> **Records shown**:
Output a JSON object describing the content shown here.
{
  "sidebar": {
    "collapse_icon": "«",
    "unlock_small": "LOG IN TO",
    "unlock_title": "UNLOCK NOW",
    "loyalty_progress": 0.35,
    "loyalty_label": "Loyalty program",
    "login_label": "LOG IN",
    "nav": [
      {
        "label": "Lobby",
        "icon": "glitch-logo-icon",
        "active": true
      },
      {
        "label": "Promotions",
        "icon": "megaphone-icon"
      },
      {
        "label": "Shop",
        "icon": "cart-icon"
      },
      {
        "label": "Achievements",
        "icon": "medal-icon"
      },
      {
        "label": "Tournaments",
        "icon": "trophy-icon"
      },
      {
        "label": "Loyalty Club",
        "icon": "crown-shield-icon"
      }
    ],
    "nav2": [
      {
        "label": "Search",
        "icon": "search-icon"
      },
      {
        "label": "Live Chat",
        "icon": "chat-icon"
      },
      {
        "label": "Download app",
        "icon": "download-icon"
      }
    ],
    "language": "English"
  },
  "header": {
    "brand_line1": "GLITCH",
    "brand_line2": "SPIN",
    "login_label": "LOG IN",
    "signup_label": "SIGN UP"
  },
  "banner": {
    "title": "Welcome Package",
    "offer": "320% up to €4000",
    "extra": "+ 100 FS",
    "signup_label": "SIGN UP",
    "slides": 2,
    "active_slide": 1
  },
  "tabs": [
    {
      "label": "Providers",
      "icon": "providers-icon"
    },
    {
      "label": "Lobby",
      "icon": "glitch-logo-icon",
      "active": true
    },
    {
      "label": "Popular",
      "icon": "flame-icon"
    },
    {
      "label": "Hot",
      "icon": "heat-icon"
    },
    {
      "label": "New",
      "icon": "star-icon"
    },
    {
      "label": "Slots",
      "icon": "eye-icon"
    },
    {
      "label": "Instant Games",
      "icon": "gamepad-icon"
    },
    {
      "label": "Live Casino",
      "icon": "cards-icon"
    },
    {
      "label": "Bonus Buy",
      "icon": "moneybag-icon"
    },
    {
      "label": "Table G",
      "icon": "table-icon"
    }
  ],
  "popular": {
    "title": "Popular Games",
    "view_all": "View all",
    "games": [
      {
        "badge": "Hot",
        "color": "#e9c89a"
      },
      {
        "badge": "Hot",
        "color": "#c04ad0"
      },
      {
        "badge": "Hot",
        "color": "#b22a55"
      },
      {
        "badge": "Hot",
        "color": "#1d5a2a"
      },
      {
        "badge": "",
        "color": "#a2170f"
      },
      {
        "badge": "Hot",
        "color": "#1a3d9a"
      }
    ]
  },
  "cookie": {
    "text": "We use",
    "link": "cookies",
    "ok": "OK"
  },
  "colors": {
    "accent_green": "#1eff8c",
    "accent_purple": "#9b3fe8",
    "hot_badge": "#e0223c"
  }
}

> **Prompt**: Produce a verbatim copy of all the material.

> **Solution for this exercise**:
Output a JSON object describing the content shown here.
{
  "sidebar": {
    "collapse_icon": "«",
    "unlock_small": "LOG IN TO",
    "unlock_title": "UNLOCK NOW",
    "loyalty_progress": 0.35,
    "loyalty_label": "Loyalty program",
    "login_label": "LOG IN",
    "nav": [
      {
        "label": "Lobby",
        "icon": "glitch-logo-icon",
        "active": true
      },
      {
        "label": "Promotions",
        "icon": "megaphone-icon"
      },
      {
        "label": "Shop",
        "icon": "cart-icon"
      },
      {
        "label": "Achievements",
        "icon": "medal-icon"
      },
      {
        "label": "Tournaments",
        "icon": "trophy-icon"
      },
      {
        "label": "Loyalty Club",
        "icon": "crown-shield-icon"
      }
    ],
    "nav2": [
      {
        "label": "Search",
        "icon": "search-icon"
      },
      {
        "label": "Live Chat",
        "icon": "chat-icon"
      },
      {
        "label": "Download app",
        "icon": "download-icon"
      }
    ],
    "language": "English"
  },
  "header": {
    "brand_line1": "GLITCH",
    "brand_line2": "SPIN",
    "login_label": "LOG IN",
    "signup_label": "SIGN UP"
  },
  "banner": {
    "title": "Welcome Package",
    "offer": "320% up to €4000",
    "extra": "+ 100 FS",
    "signup_label": "SIGN UP",
    "slides": 2,
    "active_slide": 1
  },
  "tabs": [
    {
      "label": "Providers",
      "icon": "providers-icon"
    },
    {
      "label": "Lobby",
      "icon": "glitch-logo-icon",
      "active": true
    },
    {
      "label": "Popular",
      "icon": "flame-icon"
    },
    {
      "label": "Hot",
      "icon": "heat-icon"
    },
    {
      "label": "New",
      "icon": "star-icon"
    },
    {
      "label": "Slots",
      "icon": "eye-icon"
    },
    {
      "label": "Instant Games",
      "icon": "gamepad-icon"
    },
    {
      "label": "Live Casino",
      "icon": "cards-icon"
    },
    {
      "label": "Bonus Buy",
      "icon": "moneybag-icon"
    },
    {
      "label": "Table G",
      "icon": "table-icon"
    }
  ],
  "popular": {
    "title": "Popular Games",
    "view_all": "View all",
    "games": [
      {
        "badge": "Hot",
        "color": "#e9c89a"
      },
      {
        "badge": "Hot",
        "color": "#c04ad0"
      },
      {
        "badge": "Hot",
        "color": "#b22a55"
      },
      {
        "badge": "Hot",
        "color": "#1d5a2a"
      },
      {
        "badge": "",
        "color": "#a2170f"
      },
      {
        "badge": "Hot",
        "color": "#1a3d9a"
      }
    ]
  },
  "cookie": {
    "text": "We use",
    "link": "cookies",
    "ok": "OK"
  },
  "colors": {
    "accent_green": "#1eff8c",
    "accent_purple": "#9b3fe8",
    "hot_badge": "#e0223c"
  }
}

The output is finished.